The Nevins family
Kari and Justin Nevins crowded with their four children, Uriah, Avery, Cana and Rhoen, in their cellar. After the tornado passed, Justin Nevins helped look through rubble to pull others out of the debris. Their home and neighborhood was destroyed.
The Cogdill family
Once the sirens went off, Crystal Cogdill and her children huddled in a bathtub, but the storm was too strong for her to keep hold of them. Her 9-year-old son, Zach Treadwell, was found dead under a fallen utility pole.
The Whitely family
Crystal Whitely and her three children also tried to take shelter in a bathtub. Their house was demolished, and 10-year-old Shante and 6-year-old Trentan were wrenched from her grip. A daughter, 4-year-old Keana, survived.
The Walters family
When the storm came, Emily and Tom Walters huddled in their bathtub as their home was torn apart around them. Chloe, 9, yelled to her parents that she didn't want to die. When the storm passed, Tom and Emily left Chloe with a neighbor and helped search for people in a demolished nursing home. The couple were able to save several people.
The Nguyen family
Thang Nguyen, a Vietnam veteran who works at General Mills, was planning to retire before the storm tore apart his home. He and his wife, Tiffany, were eating at a seafood restaurant, which was not damaged.
The Gonzalez family

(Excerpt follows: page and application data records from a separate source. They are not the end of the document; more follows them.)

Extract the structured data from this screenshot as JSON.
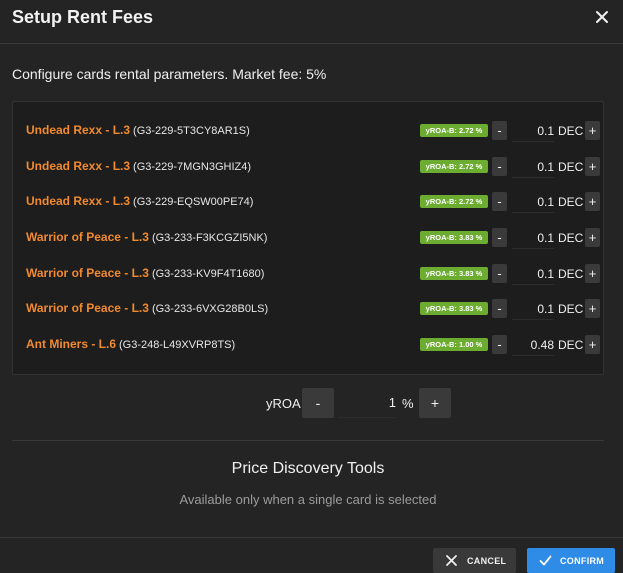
{
  "dialog": {
    "title": "Setup Rent Fees",
    "intro": "Configure cards rental parameters. Market fee: 5%"
  },
  "cards": [
    {
      "name": "Undead Rexx - L.3",
      "id": "(G3-229-5T3CY8AR1S)",
      "badge": "yROA-B: 2.72 %",
      "value": "0.1",
      "unit": "DEC",
      "minus": "-",
      "plus": "+"
    },
    {
      "name": "Undead Rexx - L.3",
      "id": "(G3-229-7MGN3GHIZ4)",
      "badge": "yROA-B: 2.72 %",
      "value": "0.1",
      "unit": "DEC",
      "minus": "-",
      "plus": "+"
    },
    {
      "name": "Undead Rexx - L.3",
      "id": "(G3-229-EQSW00PE74)",
      "badge": "yROA-B: 2.72 %",
      "value": "0.1",
      "unit": "DEC",
      "minus": "-",
      "plus": "+"
    },
    {
      "name": "Warrior of Peace - L.3",
      "id": "(G3-233-F3KCGZI5NK)",
      "badge": "yROA-B: 3.83 %",
      "value": "0.1",
      "unit": "DEC",
      "minus": "-",
      "plus": "+"
    },
    {
      "name": "Warrior of Peace - L.3",
      "id": "(G3-233-KV9F4T1680)",
      "badge": "yROA-B: 3.83 %",
      "value": "0.1",
      "unit": "DEC",
      "minus": "-",
      "plus": "+"
    },
    {
      "name": "Warrior of Peace - L.3",
      "id": "(G3-233-6VXG28B0LS)",
      "badge": "yROA-B: 3.83 %",
      "value": "0.1",
      "unit": "DEC",
      "minus": "-",
      "plus": "+"
    },
    {
      "name": "Ant Miners - L.6",
      "id": "(G3-248-L49XVRP8TS)",
      "badge": "yROA-B: 1.00 %",
      "value": "0.48",
      "unit": "DEC",
      "minus": "-",
      "plus": "+"
    }
  ],
  "yroa": {
    "label": "yROA",
    "value": "1",
    "unit": "%",
    "minus": "-",
    "plus": "+"
  },
  "price_discovery": {
    "title": "Price Discovery Tools",
    "subtitle": "Available only when a single card is selected"
  },
  "footer": {
    "cancel_label": "CANCEL",
    "confirm_label": "CONFIRM"
  },
  "colors": {
    "background": "#242424",
    "card_name": "#f28a2e",
    "badge": "#6cac31",
    "confirm": "#2e8be6"
  },
  "icons": {
    "close": "close-icon",
    "cancel": "x-icon",
    "confirm": "check-icon"
  }
}
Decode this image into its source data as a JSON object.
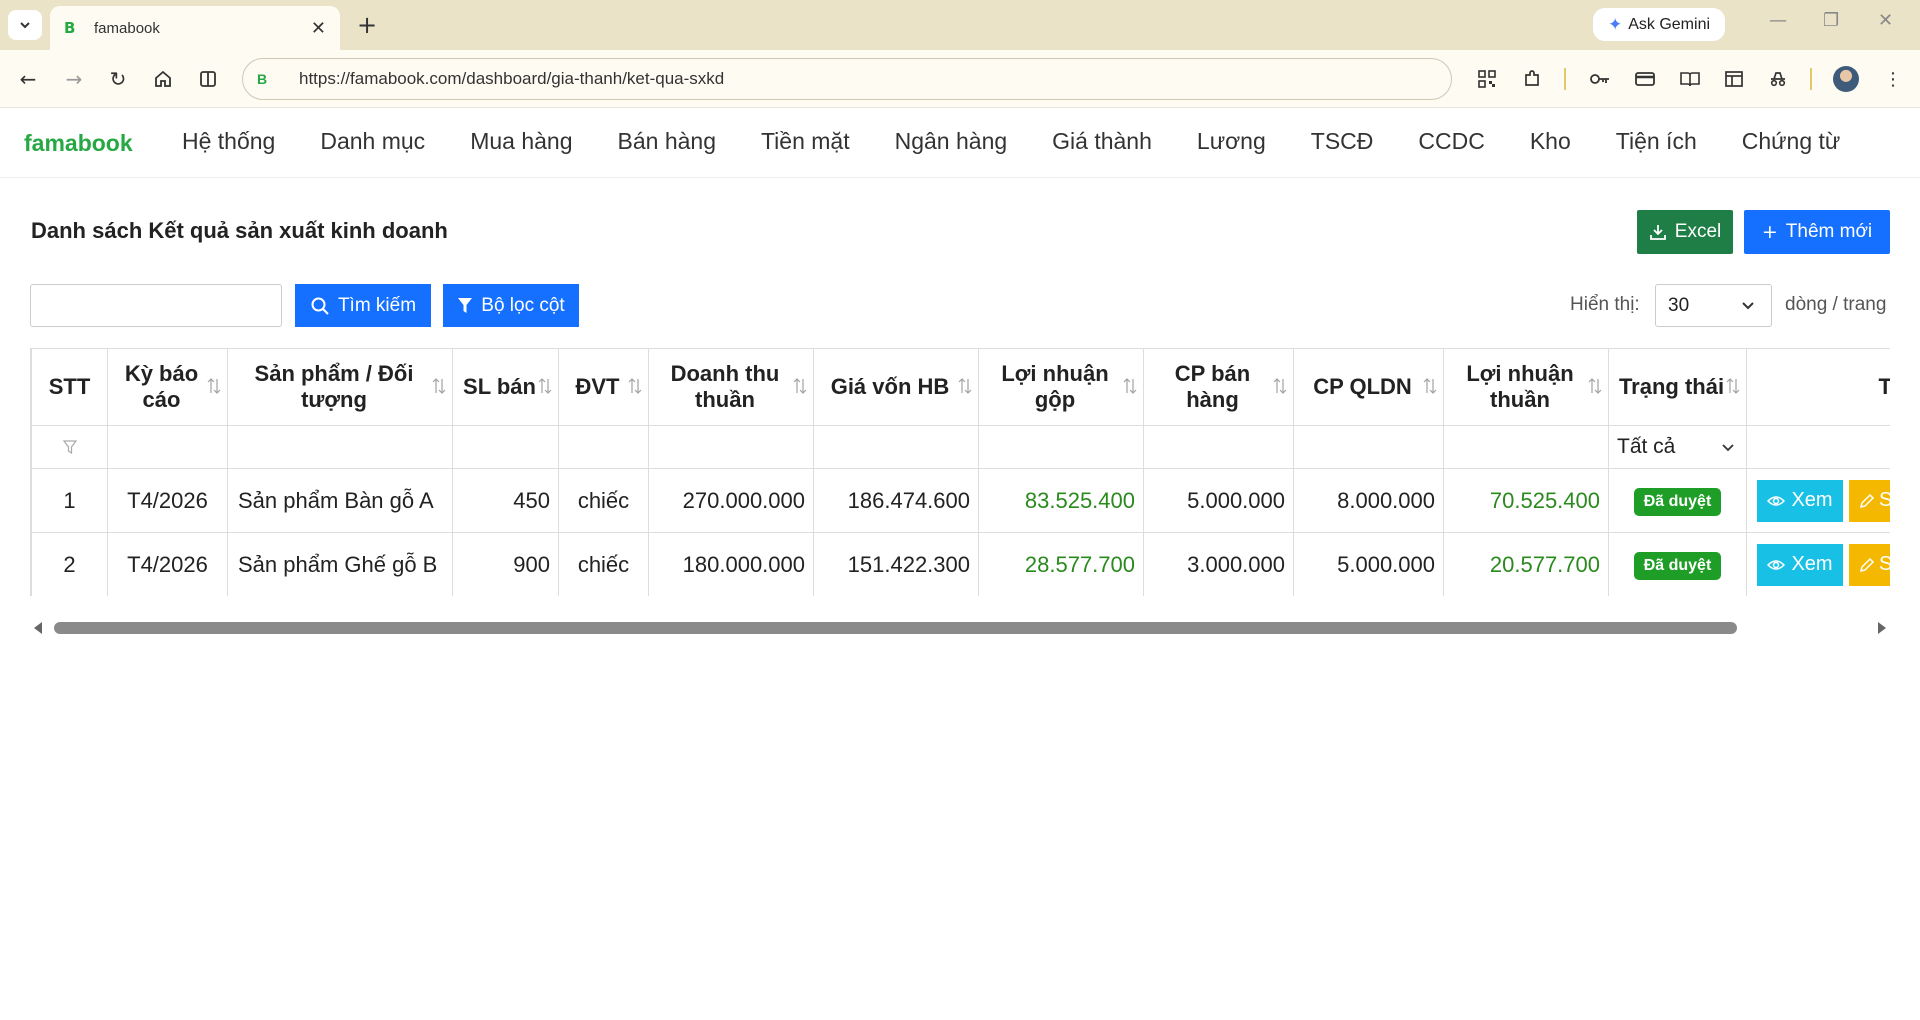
{
  "browser": {
    "tab_title": "famabook",
    "tab_favicon": "B",
    "ask_gemini": "Ask Gemini",
    "url": "https://famabook.com/dashboard/gia-thanh/ket-qua-sxkd"
  },
  "app": {
    "brand": "famabook",
    "menu": [
      "Hệ thống",
      "Danh mục",
      "Mua hàng",
      "Bán hàng",
      "Tiền mặt",
      "Ngân hàng",
      "Giá thành",
      "Lương",
      "TSCĐ",
      "CCDC",
      "Kho",
      "Tiện ích",
      "Chứng từ"
    ]
  },
  "page": {
    "title": "Danh sách Kết quả sản xuất kinh doanh",
    "excel_label": "Excel",
    "add_label": "Thêm mới",
    "search_placeholder": "",
    "search_label": "Tìm kiếm",
    "filter_label": "Bộ lọc cột",
    "show_label": "Hiển thị:",
    "page_size": "30",
    "rows_label": "dòng / trang"
  },
  "table": {
    "headers": [
      "STT",
      "Kỳ báo cáo",
      "Sản phẩm / Đối tượng",
      "SL bán",
      "ĐVT",
      "Doanh thu thuần",
      "Giá vốn HB",
      "Lợi nhuận gộp",
      "CP bán hàng",
      "CP QLDN",
      "Lợi nhuận thuần",
      "Trạng thái",
      "Thao"
    ],
    "status_filter": "Tất cả",
    "rows": [
      {
        "stt": "1",
        "period": "T4/2026",
        "product": "Sản phẩm Bàn gỗ A",
        "qty": "450",
        "unit": "chiếc",
        "revenue": "270.000.000",
        "cogs": "186.474.600",
        "gross": "83.525.400",
        "selling": "5.000.000",
        "admin": "8.000.000",
        "net": "70.525.400",
        "status": "Đã duyệt",
        "view": "Xem",
        "edit": "S"
      },
      {
        "stt": "2",
        "period": "T4/2026",
        "product": "Sản phẩm Ghế gỗ B",
        "qty": "900",
        "unit": "chiếc",
        "revenue": "180.000.000",
        "cogs": "151.422.300",
        "gross": "28.577.700",
        "selling": "3.000.000",
        "admin": "5.000.000",
        "net": "20.577.700",
        "status": "Đã duyệt",
        "view": "Xem",
        "edit": "S"
      }
    ]
  },
  "colors": {
    "brand": "#27a844",
    "primary": "#1570ff",
    "excel": "#1e7e45",
    "view": "#18c0e6",
    "edit": "#f5b800",
    "profit": "#2b8a1e"
  }
}
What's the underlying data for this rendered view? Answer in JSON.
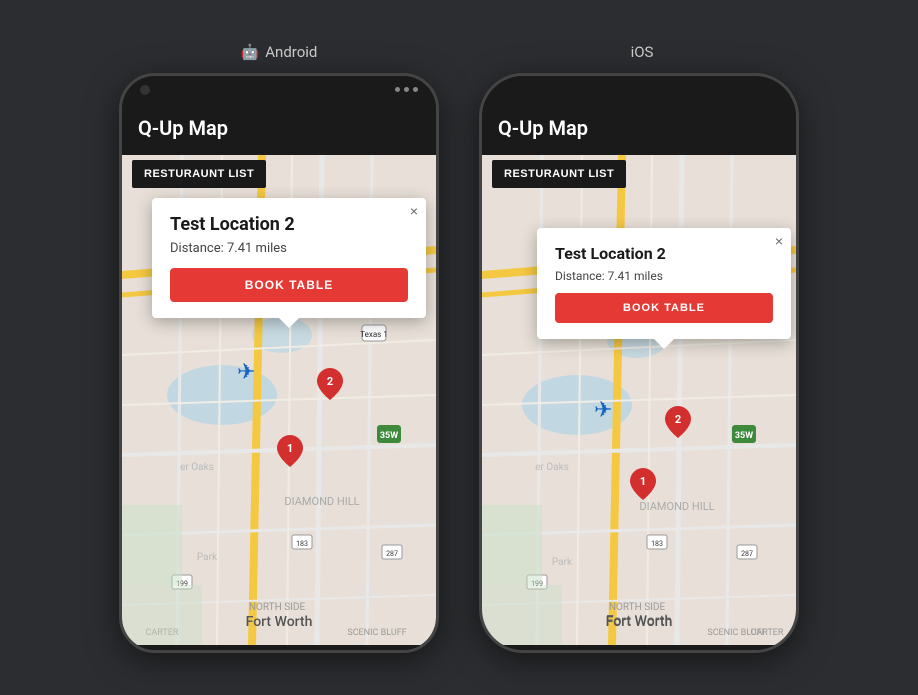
{
  "platforms": [
    {
      "id": "android",
      "label": "Android",
      "icon": "🤖"
    },
    {
      "id": "ios",
      "label": "iOS",
      "icon": ""
    }
  ],
  "app": {
    "title": "Q-Up Map",
    "restaurant_list_btn": "RESTURAUNT LIST",
    "popup": {
      "location_name": "Test Location 2",
      "distance_label": "Distance: 7.41 miles",
      "book_btn": "BOOK TABLE",
      "close_label": "×"
    },
    "city_label": "Fort Worth",
    "markers": [
      {
        "num": "1",
        "color": "#d32f2f"
      },
      {
        "num": "2",
        "color": "#d32f2f"
      }
    ]
  }
}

Natalie Gonzalez saved her son's life by putting a bicycle helmet on his head. The helmet broke but protected him when a toilet hit him in the head. Scott Gonzalez was lifted into the air then slammed down in the bathroom. When they grasped that their home had been destroyed, they went to find shelter in a ditch.